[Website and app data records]
- Opening Delimiter -

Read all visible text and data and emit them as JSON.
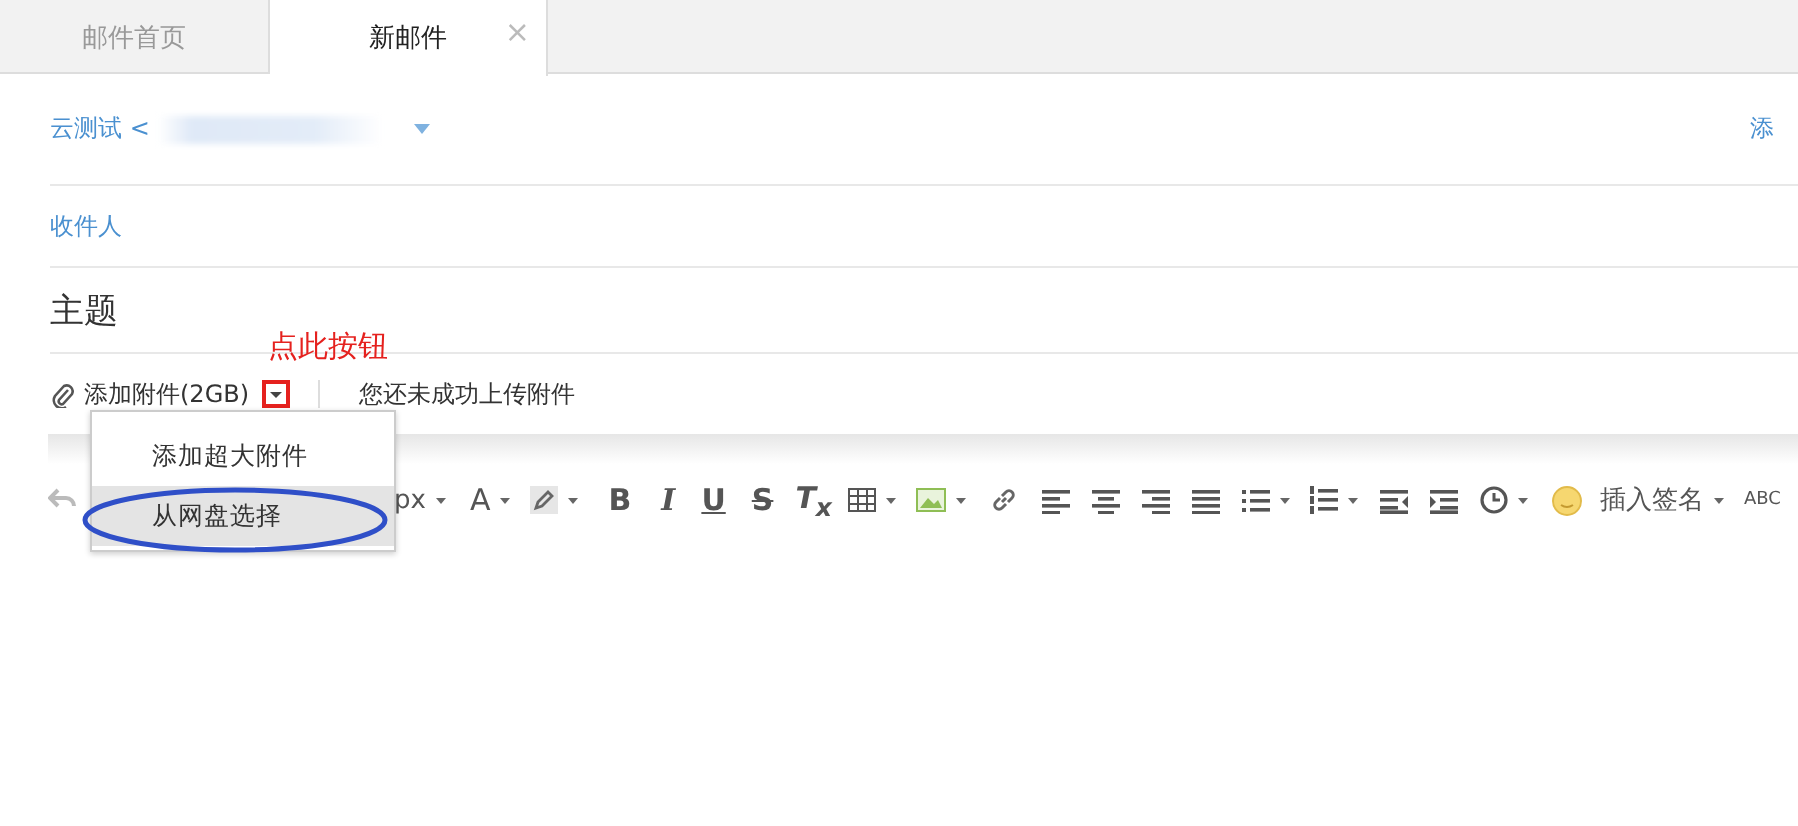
{
  "tabs": [
    {
      "label": "邮件首页",
      "selected": false
    },
    {
      "label": "新邮件",
      "selected": true,
      "close": "×"
    }
  ],
  "sender": {
    "label": "云测试 <",
    "action": "添"
  },
  "recipients": {
    "label": "收件人"
  },
  "subject": {
    "placeholder": "主题"
  },
  "attachment": {
    "label": "添加附件(2GB)",
    "status": "您还未成功上传附件"
  },
  "annotation": "点此按钮",
  "menu": [
    {
      "label": "添加超大附件",
      "selected": false
    },
    {
      "label": "从网盘选择",
      "selected": true
    }
  ],
  "toolbar": {
    "font_size": "px",
    "font_color": "A",
    "bold": "B",
    "italic": "I",
    "underline": "U",
    "strikethrough": "S",
    "clear_format": "T$_{x}$",
    "signature": "插入签名",
    "spellcheck": "ABC"
  }
}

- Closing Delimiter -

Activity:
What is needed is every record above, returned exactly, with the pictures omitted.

Finished task:
Read all visible text and data and emit them as JSON.
{
  "tabs": [
    {
      "label": "邮件首页",
      "selected": false
    },
    {
      "label": "新邮件",
      "selected": true,
      "close": "×"
    }
  ],
  "sender": {
    "label": "云测试 <",
    "action": "添"
  },
  "recipients": {
    "label": "收件人"
  },
  "subject": {
    "placeholder": "主题"
  },
  "attachment": {
    "label": "添加附件(2GB)",
    "status": "您还未成功上传附件"
  },
  "annotation": "点此按钮",
  "menu": [
    {
      "label": "添加超大附件",
      "selected": false
    },
    {
      "label": "从网盘选择",
      "selected": true
    }
  ],
  "toolbar": {
    "font_size": "px",
    "font_color": "A",
    "bold": "B",
    "italic": "I",
    "underline": "U",
    "strikethrough": "S",
    "clear_format": "T$_{x}$",
    "signature": "插入签名",
    "spellcheck": "ABC"
  }
}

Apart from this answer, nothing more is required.